Herndon, Va. The National Electronics Manufacturing Initiative's (NEMI's) Tin Whisker User Group is offering the electronics industry a revised set of proposed recommendations for tin whisker acceptance test requirements and acceptance criteria for evaluating devices with tin finishes. Members of the group agree that pure tin finishes (and other high-tin content lead-free alloy finishes) present a risk of tin whisker-related failures in electronics, particularly for high-reliability applications and for design life of more than five years.
NEMI's Tin Whisker User Group says as the electronics industry moves toward lead-free assemblies, the simple manufacturing solution is to use pure tin, or alloys with high tin content, as coatings on lead frames. However, tin-based plating is known to be susceptible to the formation of needle-like protrusions, or whiskers under certain conditions, and if the whiskers grow to critical lengths in service, they could cause electrical shorts, disruption of moving parts, and/or degraded RF/high-speed performance, said the group.
Since there isn't a set of standard tests that can accelerate whisker formation and growth, which can be applied to field conditions with any reasonable degree of certainty, it's difficult for developers to safely specify tin-based lead-free finishes for components used in their
products, said NEMI.
Key changes to the recommendations include:
- Change significantly the "qualification by similarity" matrix, which will dramatically reduce the number of tests (and associated cost) required by an individual supplier.
- Eliminate the annual re-qualification requirement, and replace it with a simpler, supplier-defined, whisker-monitoring requirement.
- Eliminate requirements for control samples that produce whiskers.
- Provide options in the specification if SnPb reference samples are not used or available for baseline whisker length comparisons.
- Provide guidelines for optical inspection qualification as a possible alternative to SEM.
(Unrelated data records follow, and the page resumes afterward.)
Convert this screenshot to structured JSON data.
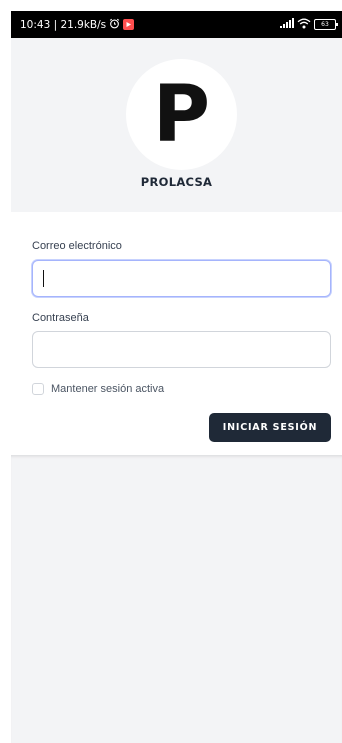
{
  "status_bar": {
    "time_speed": "10:43 | 21.9kB/s",
    "battery_level": "63",
    "icons": [
      "alarm-icon",
      "play-store-icon",
      "signal-icon",
      "wifi-icon",
      "battery-icon"
    ]
  },
  "header": {
    "logo_letter": "P",
    "brand_name": "PROLACSA"
  },
  "form": {
    "email_label": "Correo electrónico",
    "email_value": "",
    "password_label": "Contraseña",
    "password_value": "",
    "remember_label": "Mantener sesión activa",
    "remember_checked": false,
    "submit_label": "INICIAR SESIÓN"
  },
  "colors": {
    "button_bg": "#1f2937",
    "panel_bg": "#f3f4f6",
    "focus_ring": "#a5b4fc"
  }
}
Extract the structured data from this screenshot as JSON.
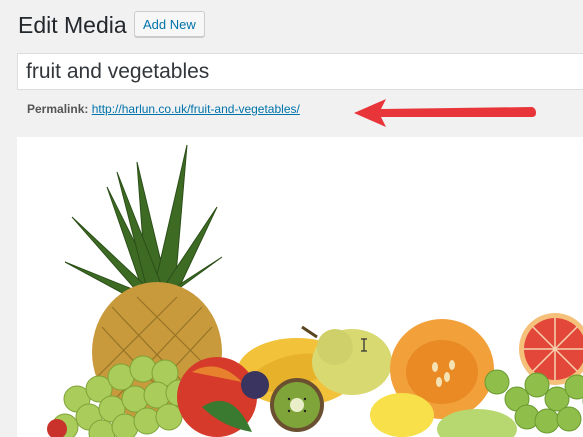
{
  "header": {
    "title": "Edit Media",
    "add_new_label": "Add New"
  },
  "title_field": {
    "value": "fruit and vegetables"
  },
  "permalink": {
    "label": "Permalink:",
    "url": "http://harlun.co.uk/fruit-and-vegetables/"
  },
  "colors": {
    "link": "#0073aa",
    "annotation_arrow": "#e8353a",
    "background": "#f1f1f1"
  },
  "icons": [
    "red-annotation-arrow",
    "text-cursor-icon"
  ]
}
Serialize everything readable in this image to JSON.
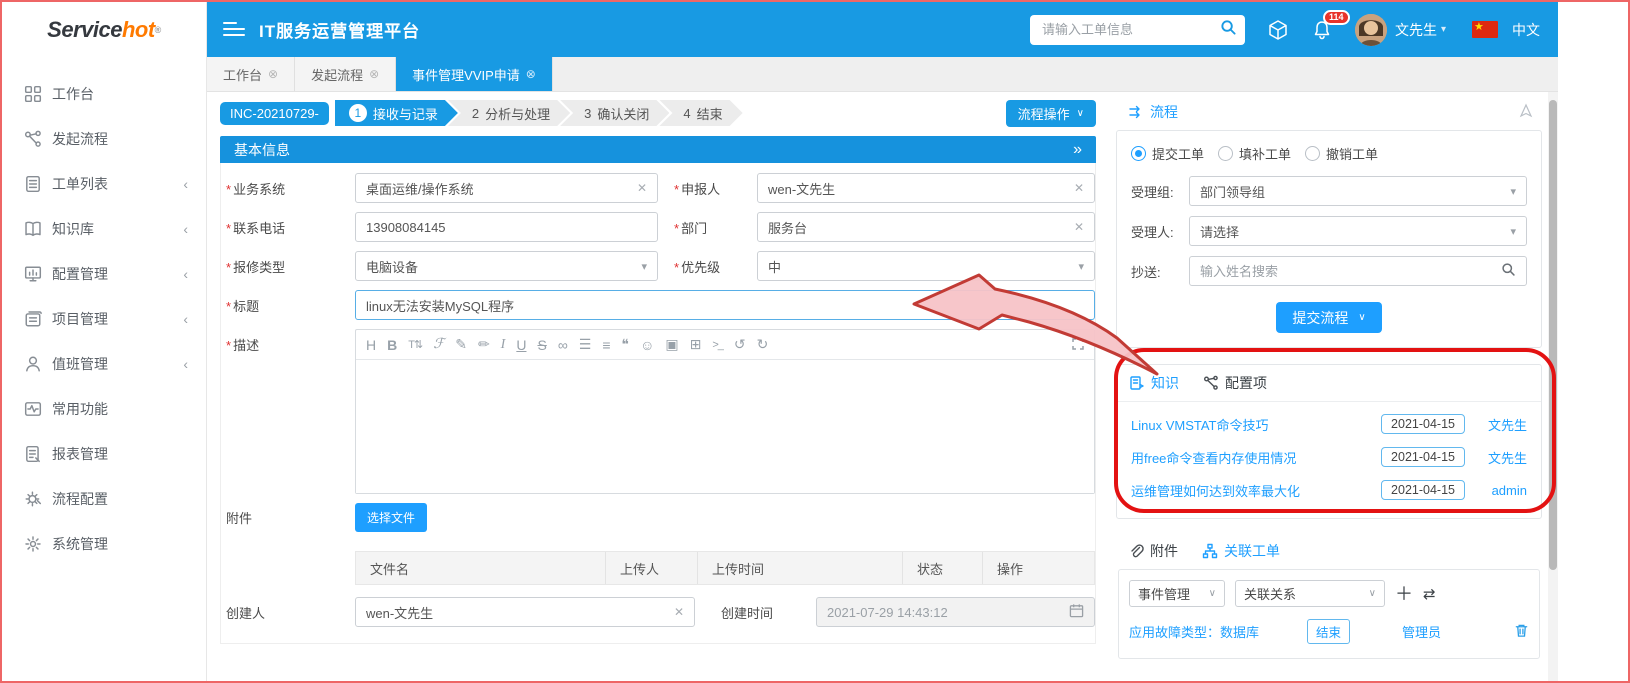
{
  "logo": {
    "part1": "Service",
    "part2": "hot",
    "tm": "®"
  },
  "topbar": {
    "title": "IT服务运营管理平台",
    "search_placeholder": "请输入工单信息",
    "notif_count": "114",
    "user_name": "文先生",
    "lang_label": "中文"
  },
  "sidebar": {
    "items": [
      {
        "label": "工作台",
        "icon": "grid-icon",
        "chevron": ""
      },
      {
        "label": "发起流程",
        "icon": "flow-icon",
        "chevron": ""
      },
      {
        "label": "工单列表",
        "icon": "list-icon",
        "chevron": "‹"
      },
      {
        "label": "知识库",
        "icon": "book-icon",
        "chevron": "‹"
      },
      {
        "label": "配置管理",
        "icon": "monitor-icon",
        "chevron": "‹"
      },
      {
        "label": "项目管理",
        "icon": "project-icon",
        "chevron": "‹"
      },
      {
        "label": "值班管理",
        "icon": "user-icon",
        "chevron": "‹"
      },
      {
        "label": "常用功能",
        "icon": "pulse-icon",
        "chevron": ""
      },
      {
        "label": "报表管理",
        "icon": "report-icon",
        "chevron": ""
      },
      {
        "label": "流程配置",
        "icon": "gear-edit-icon",
        "chevron": ""
      },
      {
        "label": "系统管理",
        "icon": "gear-icon",
        "chevron": ""
      }
    ]
  },
  "tabs": [
    {
      "label": "工作台"
    },
    {
      "label": "发起流程"
    },
    {
      "label": "事件管理VVIP申请"
    }
  ],
  "workflow": {
    "ticket_no": "INC-20210729-",
    "steps": [
      {
        "num": "1",
        "label": "接收与记录"
      },
      {
        "num": "2",
        "label": "分析与处理"
      },
      {
        "num": "3",
        "label": "确认关闭"
      },
      {
        "num": "4",
        "label": "结束"
      }
    ],
    "action_button": "流程操作"
  },
  "form": {
    "section_title": "基本信息",
    "business_system": {
      "label": "业务系统",
      "value": "桌面运维/操作系统"
    },
    "reporter": {
      "label": "申报人",
      "value": "wen-文先生"
    },
    "phone": {
      "label": "联系电话",
      "value": "13908084145"
    },
    "department": {
      "label": "部门",
      "value": "服务台"
    },
    "repair_type": {
      "label": "报修类型",
      "value": "电脑设备"
    },
    "priority": {
      "label": "优先级",
      "value": "中"
    },
    "title": {
      "label": "标题",
      "value": "linux无法安装MySQL程序"
    },
    "description": {
      "label": "描述"
    },
    "attachment": {
      "label": "附件",
      "choose_button": "选择文件",
      "headers": [
        "文件名",
        "上传人",
        "上传时间",
        "状态",
        "操作"
      ]
    },
    "creator": {
      "label": "创建人",
      "value": "wen-文先生"
    },
    "create_time": {
      "label": "创建时间",
      "value": "2021-07-29 14:43:12"
    }
  },
  "editor": {
    "tools": [
      "H",
      "B",
      "T⇅",
      "ℱ",
      "✎",
      "✏",
      "I",
      "U",
      "S",
      "∞",
      "☰",
      "≡",
      "❝",
      "☺",
      "▣",
      "⊞",
      ">_",
      "↺",
      "↻"
    ]
  },
  "flow_panel": {
    "tab": "流程",
    "radios": [
      {
        "label": "提交工单"
      },
      {
        "label": "填补工单"
      },
      {
        "label": "撤销工单"
      }
    ],
    "handle_group": {
      "label": "受理组:",
      "value": "部门领导组"
    },
    "handler": {
      "label": "受理人:",
      "value": "请选择"
    },
    "cc": {
      "label": "抄送:",
      "placeholder": "输入姓名搜索"
    },
    "submit_button": "提交流程"
  },
  "knowledge_panel": {
    "tab_knowledge": "知识",
    "tab_config": "配置项",
    "items": [
      {
        "title": "Linux VMSTAT命令技巧",
        "date": "2021-04-15",
        "author": "文先生"
      },
      {
        "title": "用free命令查看内存使用情况",
        "date": "2021-04-15",
        "author": "文先生"
      },
      {
        "title": "运维管理如何达到效率最大化",
        "date": "2021-04-15",
        "author": "admin"
      }
    ]
  },
  "related_panel": {
    "tab_attachment": "附件",
    "tab_related": "关联工单",
    "type_select": "事件管理",
    "relation_select": "关联关系",
    "row": {
      "title": "应用故障类型：数据库",
      "status": "结束",
      "user": "管理员"
    }
  },
  "colors": {
    "accent": "#1e9fff",
    "header_blue": "#189ae3",
    "annotation_red": "#e31212"
  }
}
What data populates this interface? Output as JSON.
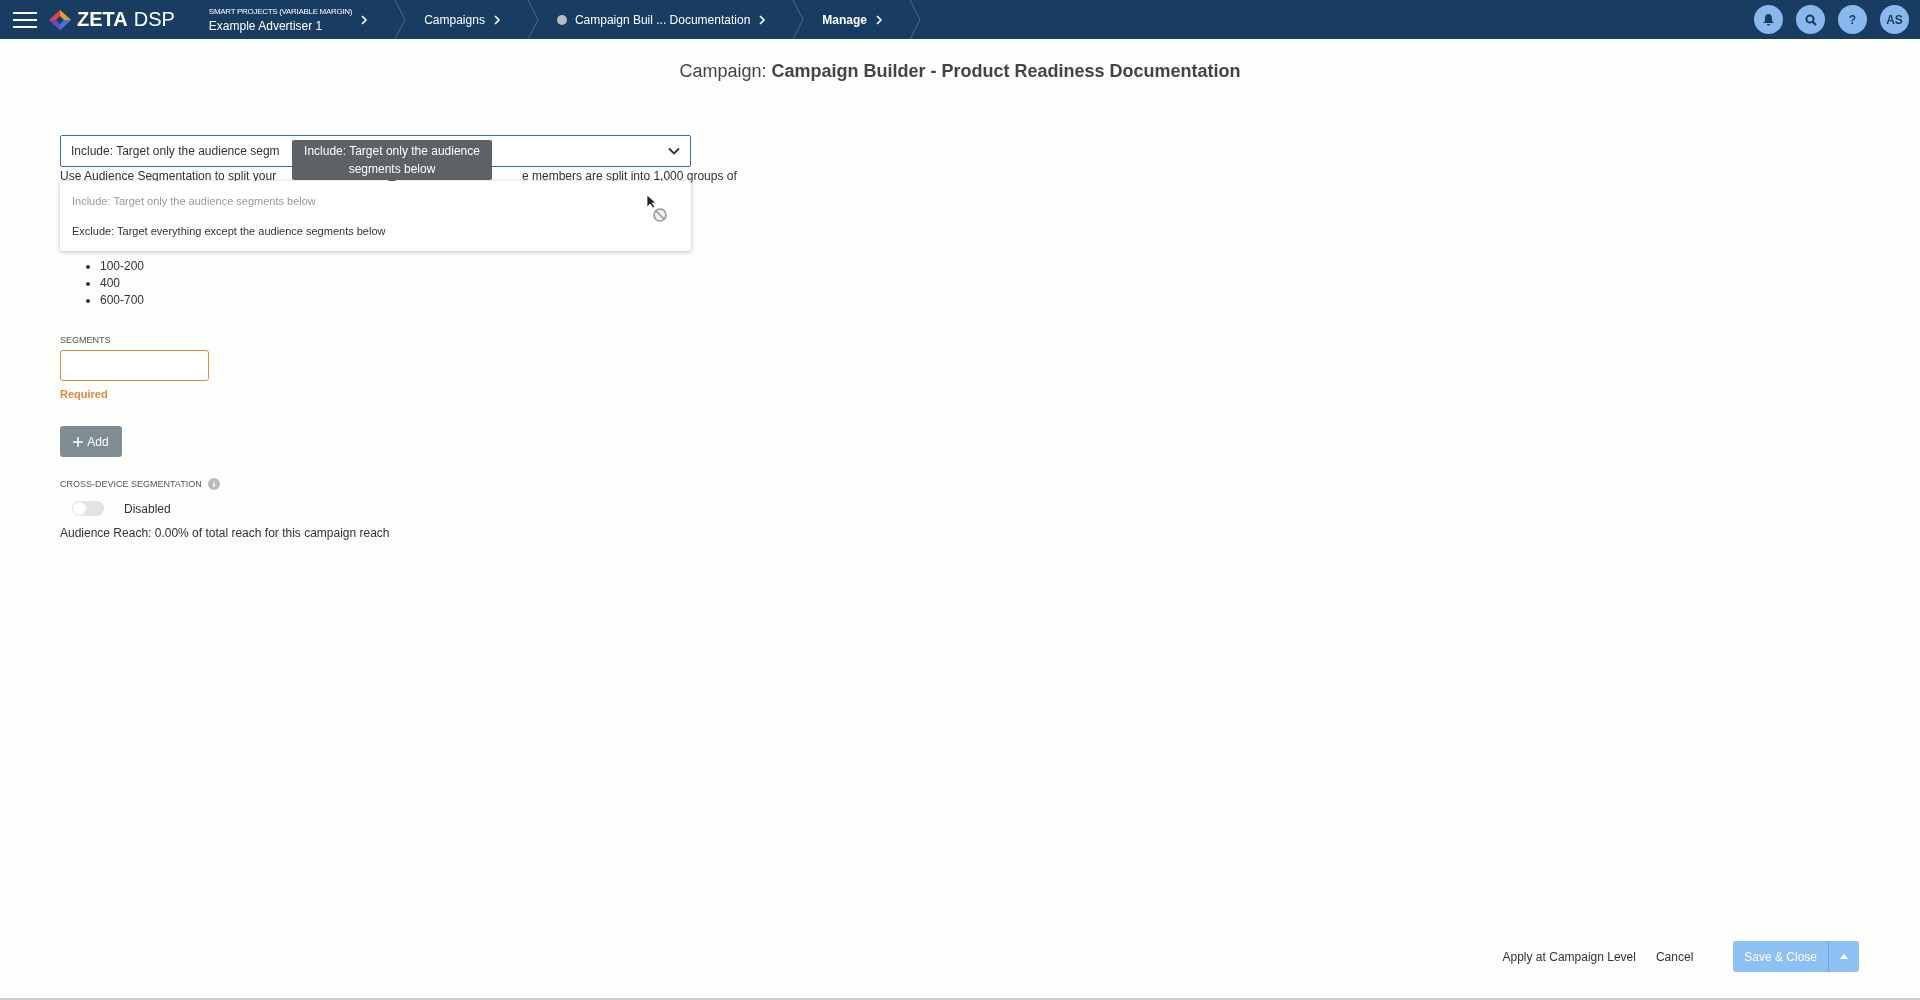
{
  "header": {
    "logo": {
      "brand": "ZETA",
      "product": "DSP"
    },
    "breadcrumbs": [
      {
        "kind": "account",
        "caption": "SMART PROJECTS (VARIABLE MARGIN)",
        "label": "Example Advertiser 1"
      },
      {
        "kind": "link",
        "label": "Campaigns"
      },
      {
        "kind": "status",
        "label": "Campaign Buil ... Documentation"
      },
      {
        "kind": "current",
        "label": "Manage"
      }
    ],
    "actions": [
      {
        "kind": "bell"
      },
      {
        "kind": "search"
      },
      {
        "kind": "help",
        "label": "?"
      },
      {
        "kind": "avatar",
        "label": "AS"
      }
    ]
  },
  "title": {
    "prefix": "Campaign:",
    "name": "Campaign Builder - Product Readiness Documentation"
  },
  "targeting_select": {
    "value": "Include: Target only the audience segm",
    "expanded": true,
    "tooltip": "Include: Target only the audience segments below",
    "options": [
      {
        "label": "Include: Target only the audience segments below",
        "selected": true
      },
      {
        "label": "Exclude: Target everything except the audience segments below",
        "selected": false
      }
    ]
  },
  "description": [
    "Use Audience Segmentation to split your",
    "e members are split into 1,000 groups of"
  ],
  "segment_ranges": [
    "100-200",
    "400",
    "600-700"
  ],
  "segments_field": {
    "label": "SEGMENTS",
    "error": "Required"
  },
  "add_button": "Add",
  "cross_device": {
    "label": "CROSS-DEVICE SEGMENTATION",
    "on": false,
    "status": "Disabled"
  },
  "audience_reach": "Audience Reach: 0.00% of total reach for this campaign reach",
  "footer": {
    "apply": "Apply at Campaign Level",
    "cancel": "Cancel",
    "save": "Save & Close",
    "save_disabled": true
  }
}
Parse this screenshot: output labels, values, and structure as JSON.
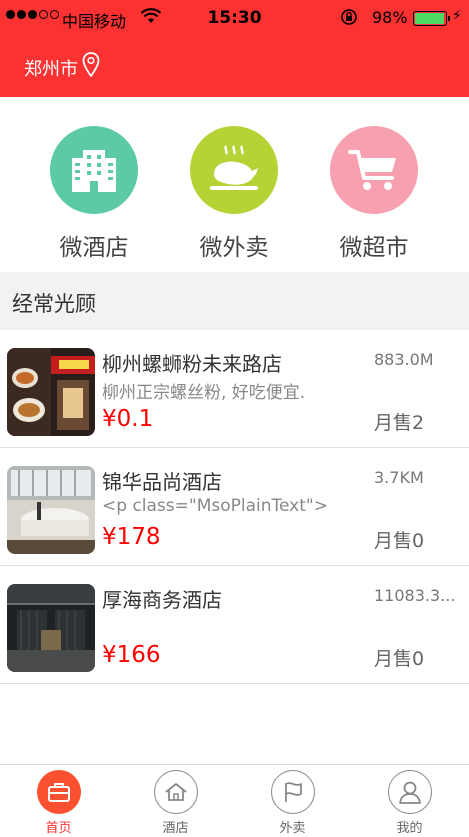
{
  "status_bar": {
    "carrier": "中国移动",
    "time": "15:30",
    "battery_pct": "98%",
    "battery_level": 0.98
  },
  "header": {
    "city": "郑州市",
    "icon": "location-pin-icon",
    "background": "#fc3131"
  },
  "categories": [
    {
      "label": "微酒店",
      "icon": "hotel-building-icon",
      "color": "#5cc9a7"
    },
    {
      "label": "微外卖",
      "icon": "roast-chicken-icon",
      "color": "#b5d334"
    },
    {
      "label": "微超市",
      "icon": "shopping-cart-icon",
      "color": "#f7a0b0"
    }
  ],
  "section": {
    "title": "经常光顾"
  },
  "shops": [
    {
      "name": "柳州螺蛳粉未来路店",
      "desc": "柳州正宗螺丝粉, 好吃便宜.",
      "price": "¥0.1",
      "distance": "883.0M",
      "sales": "月售2"
    },
    {
      "name": "锦华品尚酒店",
      "desc": "<p class=\"MsoPlainText\">",
      "price": "¥178",
      "distance": "3.7KM",
      "sales": "月售0"
    },
    {
      "name": "厚海商务酒店",
      "desc": "",
      "price": "¥166",
      "distance": "11083.3...",
      "sales": "月售0"
    }
  ],
  "tabbar": [
    {
      "label": "首页",
      "icon": "briefcase-icon",
      "active": true
    },
    {
      "label": "酒店",
      "icon": "home-icon",
      "active": false
    },
    {
      "label": "外卖",
      "icon": "flag-icon",
      "active": false
    },
    {
      "label": "我的",
      "icon": "user-icon",
      "active": false
    }
  ],
  "colors": {
    "accent": "#fc3131",
    "price": "#ff0000",
    "tab_active": "#fc5130"
  }
}
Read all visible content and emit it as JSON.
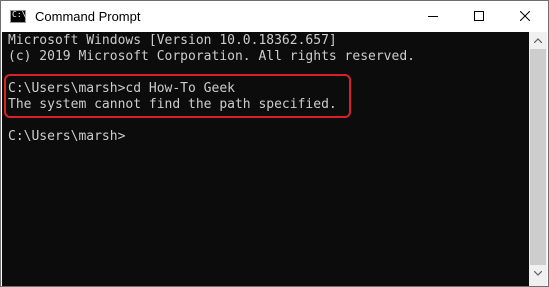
{
  "window": {
    "title": "Command Prompt",
    "icon": "command-prompt-icon",
    "icon_glyph": "C:\\",
    "controls": [
      "minimize-icon",
      "maximize-icon",
      "close-icon"
    ]
  },
  "console": {
    "lines": [
      "Microsoft Windows [Version 10.0.18362.657]",
      "(c) 2019 Microsoft Corporation. All rights reserved.",
      "C:\\Users\\marsh>cd How-To Geek",
      "The system cannot find the path specified.",
      "C:\\Users\\marsh>"
    ],
    "background_color": "#0c0c0c",
    "text_color": "#cccccc",
    "highlight_color": "#d72027"
  },
  "scrollbar": {
    "up_icon": "scroll-up-arrow-icon",
    "down_icon": "scroll-down-arrow-icon"
  }
}
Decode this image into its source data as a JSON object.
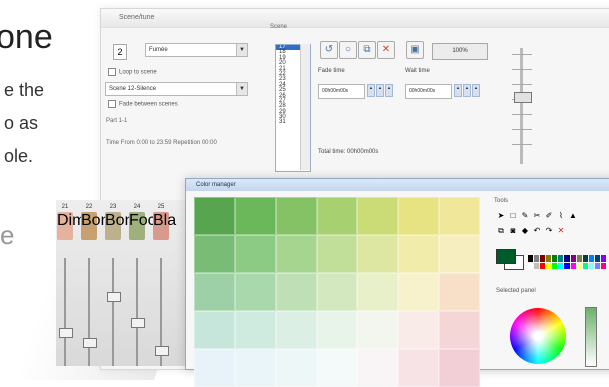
{
  "hero": {
    "title": "one",
    "lines": [
      "e the",
      "o as",
      "ole."
    ],
    "tail": "e"
  },
  "main": {
    "title": "Scene/tune",
    "number": "2",
    "select_top": "Fumée",
    "loop_label": "Loop to scene",
    "select_mid": "Scene 12-Silence",
    "fade_between": "Fade between scenes",
    "part_label": "Part 1-1",
    "time_line": "Time From 0:00  to  23:59 Repetition  00:00",
    "scene_label": "Scene",
    "list_items": [
      "17",
      "18",
      "19",
      "20",
      "21",
      "22",
      "23",
      "24",
      "25",
      "26",
      "27",
      "28",
      "29",
      "30",
      "31"
    ],
    "fade_time_label": "Fade time",
    "fade_time_value": "00h00m00s",
    "wait_time_label": "Wait time",
    "wait_time_value": "00h00m00s",
    "total_time": "Total time: 00h00m00s",
    "percent": "100%"
  },
  "mixer": {
    "channels": [
      {
        "num": "21",
        "label": "Dim"
      },
      {
        "num": "22",
        "label": "Bon"
      },
      {
        "num": "23",
        "label": "Bon"
      },
      {
        "num": "24",
        "label": "Foc"
      },
      {
        "num": "25",
        "label": "Bla"
      }
    ]
  },
  "dialog": {
    "title": "Color manager",
    "tools_label": "Tools",
    "selected_label": "Selected panel"
  },
  "colors": {
    "grid": [
      "#57a64f",
      "#6ab85a",
      "#85c266",
      "#a7d070",
      "#cbdc77",
      "#e7e282",
      "#f0e79a",
      "#79bc76",
      "#8ccb84",
      "#a6d58f",
      "#c2df9a",
      "#dde7a2",
      "#f1ecaa",
      "#f7eec0",
      "#9ed0a7",
      "#aad8ad",
      "#bfe0b6",
      "#d4e8bf",
      "#e7f0c9",
      "#f7f2cb",
      "#f8e0c8",
      "#c7e6db",
      "#cfeadf",
      "#dcefe4",
      "#e8f4e9",
      "#f2f6ee",
      "#f9ece8",
      "#f5d6d6",
      "#e7f3f8",
      "#e9f5f8",
      "#eef7f8",
      "#f4f9f9",
      "#f9f4f6",
      "#f7e2e6",
      "#f2cfd7"
    ],
    "swatches": [
      "#000000",
      "#808080",
      "#800000",
      "#808000",
      "#008000",
      "#008080",
      "#000080",
      "#800080",
      "#808040",
      "#004040",
      "#0080ff",
      "#004080",
      "#8000ff",
      "#ffffff",
      "#c0c0c0",
      "#ff0000",
      "#ffff00",
      "#00ff00",
      "#00ffff",
      "#0000ff",
      "#ff00ff",
      "#ffff80",
      "#00ff80",
      "#80ffff",
      "#8080ff",
      "#ff0080"
    ],
    "channel_badges": [
      "#e5b39d",
      "#c8a06f",
      "#bdb08c",
      "#9fb07d",
      "#d89a8c"
    ]
  }
}
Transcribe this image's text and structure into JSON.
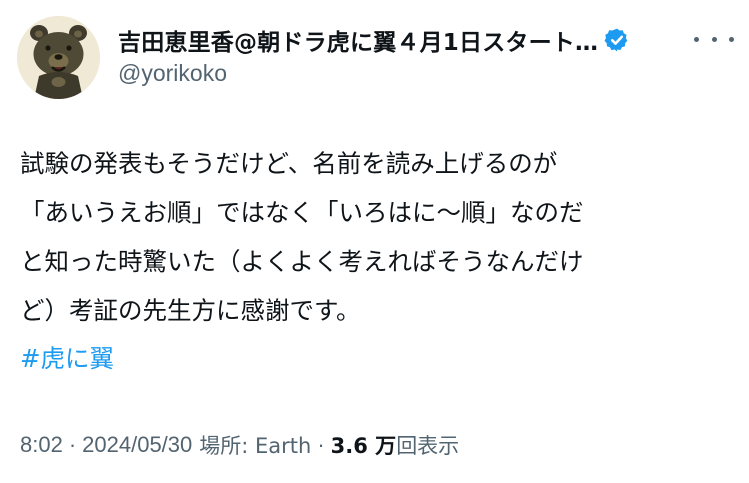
{
  "tweet": {
    "display_name": "吉田恵里香@朝ドラ虎に翼４月1日スタート…",
    "handle": "@yorikoko",
    "verified_badge_color": "#1d9bf0",
    "more_icon": "more-horizontal-icon",
    "body_lines": [
      "試験の発表もそうだけど、名前を読み上げるのが",
      "「あいうえお順」ではなく「いろはに〜順」なのだ",
      "と知った時驚いた（よくよく考えればそうなんだけ",
      "ど）考証の先生方に感謝です。"
    ],
    "hashtag": "#虎に翼",
    "time": "8:02",
    "separator": "·",
    "date": "2024/05/30",
    "location_label": "場所: Earth",
    "views_count": "3.6 万",
    "views_label": "回表示"
  },
  "colors": {
    "text_primary": "#0f1419",
    "text_secondary": "#536471",
    "link": "#1d9bf0"
  }
}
- Eliminate preconditioning requirements for components with nickel underplating, which cuts sample sizes for components using nickel as a mitigation practice and also reduces the test time required for these components.
- Allow an option for bias testing (when required) to be conducted in socket.
The revised acceptance test requirements have been submitted to both IPC and JEDEC to pursue the release of a formal standard or guideline for tin whisker acceptance testing. This document is available on the NEMI web site at www.nemi.org/projects/ese/tin_whisker_activities.html
Three NEMI projects are currently addressing the issue. The Tin Whisker Accelerated Test project is working to identify accelerated test(s) to predict whisker formation, while the Tin Whisker Modeling project is focusing on the root cause(s) of whiskers. The Tin Whisker User Group is in the midst of defining guidelines for minimizing risk of failure from tin whiskers in high-reliability electronic applications.